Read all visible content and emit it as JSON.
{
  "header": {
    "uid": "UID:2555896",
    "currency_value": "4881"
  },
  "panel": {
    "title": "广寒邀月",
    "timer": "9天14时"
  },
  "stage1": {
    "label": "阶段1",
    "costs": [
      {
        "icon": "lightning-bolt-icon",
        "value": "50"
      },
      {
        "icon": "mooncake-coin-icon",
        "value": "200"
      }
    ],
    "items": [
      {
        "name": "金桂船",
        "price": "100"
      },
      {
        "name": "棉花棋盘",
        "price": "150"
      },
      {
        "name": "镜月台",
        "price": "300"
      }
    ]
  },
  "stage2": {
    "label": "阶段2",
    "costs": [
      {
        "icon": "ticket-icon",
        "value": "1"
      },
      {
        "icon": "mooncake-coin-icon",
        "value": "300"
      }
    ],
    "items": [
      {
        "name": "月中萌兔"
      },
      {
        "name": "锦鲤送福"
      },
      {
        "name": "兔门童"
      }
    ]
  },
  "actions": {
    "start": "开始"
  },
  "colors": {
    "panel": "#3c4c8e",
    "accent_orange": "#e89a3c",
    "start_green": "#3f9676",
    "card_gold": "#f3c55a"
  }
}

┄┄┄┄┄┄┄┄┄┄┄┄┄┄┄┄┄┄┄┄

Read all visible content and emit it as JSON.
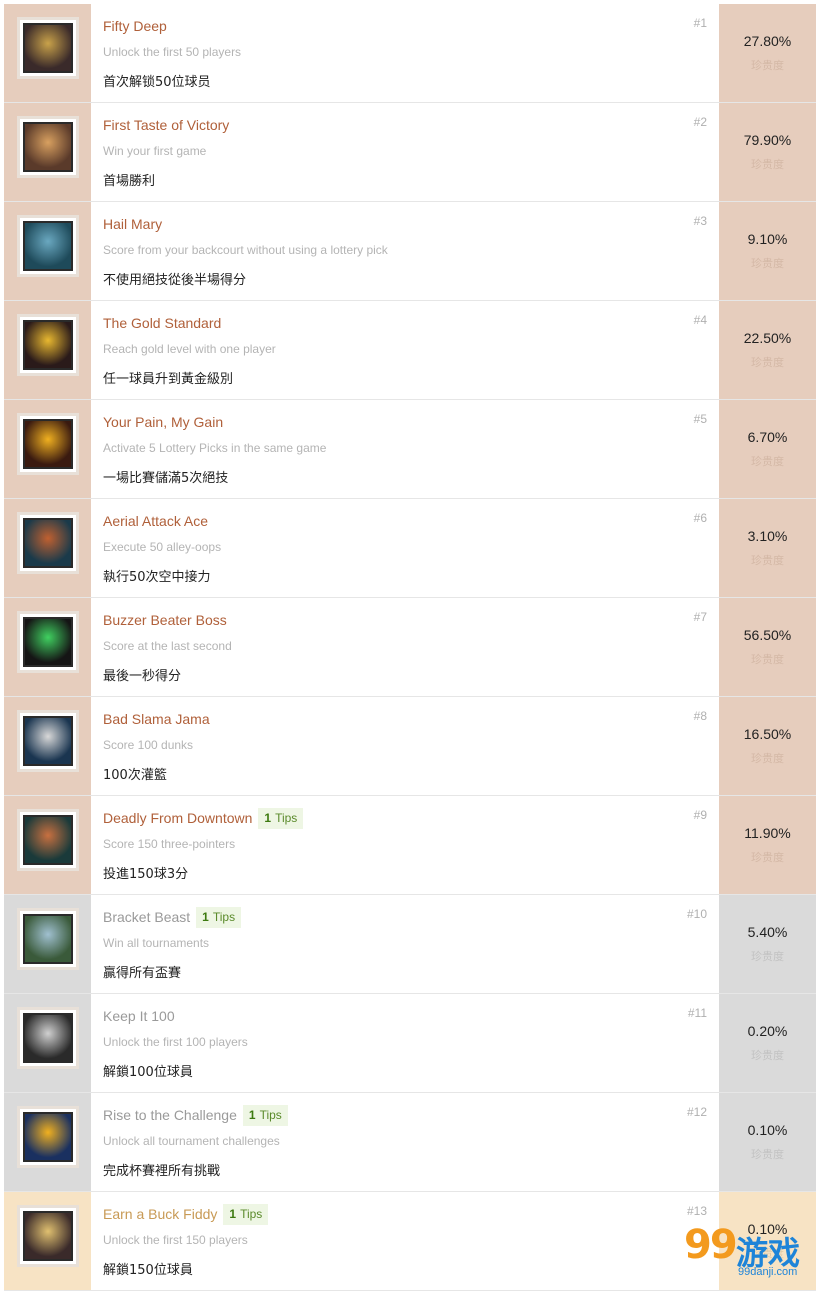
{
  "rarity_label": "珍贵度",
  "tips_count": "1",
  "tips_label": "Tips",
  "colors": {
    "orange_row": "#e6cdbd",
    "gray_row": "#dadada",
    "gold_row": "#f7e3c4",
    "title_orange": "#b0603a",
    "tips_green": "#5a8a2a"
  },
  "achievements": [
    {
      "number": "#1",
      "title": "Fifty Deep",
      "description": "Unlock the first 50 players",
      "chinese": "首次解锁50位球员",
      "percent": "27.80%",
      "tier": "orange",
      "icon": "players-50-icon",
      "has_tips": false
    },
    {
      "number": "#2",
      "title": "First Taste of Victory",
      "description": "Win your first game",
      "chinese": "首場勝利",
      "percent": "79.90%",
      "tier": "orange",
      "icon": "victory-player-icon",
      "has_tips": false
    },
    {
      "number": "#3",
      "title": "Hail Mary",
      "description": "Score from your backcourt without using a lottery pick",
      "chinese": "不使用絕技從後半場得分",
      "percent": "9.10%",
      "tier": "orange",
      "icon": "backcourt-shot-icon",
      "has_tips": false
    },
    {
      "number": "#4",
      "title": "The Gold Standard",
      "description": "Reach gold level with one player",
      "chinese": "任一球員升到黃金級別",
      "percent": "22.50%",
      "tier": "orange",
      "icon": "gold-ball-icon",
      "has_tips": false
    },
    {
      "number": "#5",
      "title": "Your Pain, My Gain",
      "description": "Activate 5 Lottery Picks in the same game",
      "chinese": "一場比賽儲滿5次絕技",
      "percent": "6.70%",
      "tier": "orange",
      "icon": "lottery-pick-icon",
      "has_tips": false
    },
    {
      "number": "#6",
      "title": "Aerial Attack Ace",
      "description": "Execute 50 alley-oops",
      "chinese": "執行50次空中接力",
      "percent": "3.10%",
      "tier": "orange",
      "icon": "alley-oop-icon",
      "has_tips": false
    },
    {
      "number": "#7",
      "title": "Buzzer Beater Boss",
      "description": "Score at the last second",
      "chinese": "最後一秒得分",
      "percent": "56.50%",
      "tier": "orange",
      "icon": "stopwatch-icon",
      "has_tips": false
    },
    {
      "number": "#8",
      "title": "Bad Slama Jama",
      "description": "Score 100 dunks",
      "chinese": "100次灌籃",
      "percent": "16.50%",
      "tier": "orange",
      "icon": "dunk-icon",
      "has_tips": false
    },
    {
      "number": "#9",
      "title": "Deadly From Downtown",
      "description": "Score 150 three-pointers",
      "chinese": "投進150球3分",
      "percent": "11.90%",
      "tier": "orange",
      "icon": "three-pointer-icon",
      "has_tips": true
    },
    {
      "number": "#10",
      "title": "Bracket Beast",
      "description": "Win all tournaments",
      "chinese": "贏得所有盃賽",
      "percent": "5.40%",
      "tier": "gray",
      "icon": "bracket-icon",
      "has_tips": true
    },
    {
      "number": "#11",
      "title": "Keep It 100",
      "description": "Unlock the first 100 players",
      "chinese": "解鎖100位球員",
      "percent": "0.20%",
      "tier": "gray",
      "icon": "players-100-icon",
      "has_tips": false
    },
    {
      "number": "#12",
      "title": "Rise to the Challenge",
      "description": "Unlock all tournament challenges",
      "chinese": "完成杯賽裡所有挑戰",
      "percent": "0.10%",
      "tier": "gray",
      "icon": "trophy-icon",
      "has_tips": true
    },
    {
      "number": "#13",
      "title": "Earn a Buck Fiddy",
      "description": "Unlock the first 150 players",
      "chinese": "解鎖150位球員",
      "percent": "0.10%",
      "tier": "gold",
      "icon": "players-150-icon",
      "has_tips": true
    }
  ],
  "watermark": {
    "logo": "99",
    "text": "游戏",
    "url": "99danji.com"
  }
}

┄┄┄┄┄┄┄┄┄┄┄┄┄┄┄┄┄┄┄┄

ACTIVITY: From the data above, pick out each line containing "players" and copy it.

RESULT OF THE EXERCISE:
      "description": "Unlock the first 50 players",
      "icon": "players-50-icon",
      "description": "Unlock the first 100 players",
      "icon": "players-100-icon",
      "description": "Unlock the first 150 players",
      "icon": "players-150-icon",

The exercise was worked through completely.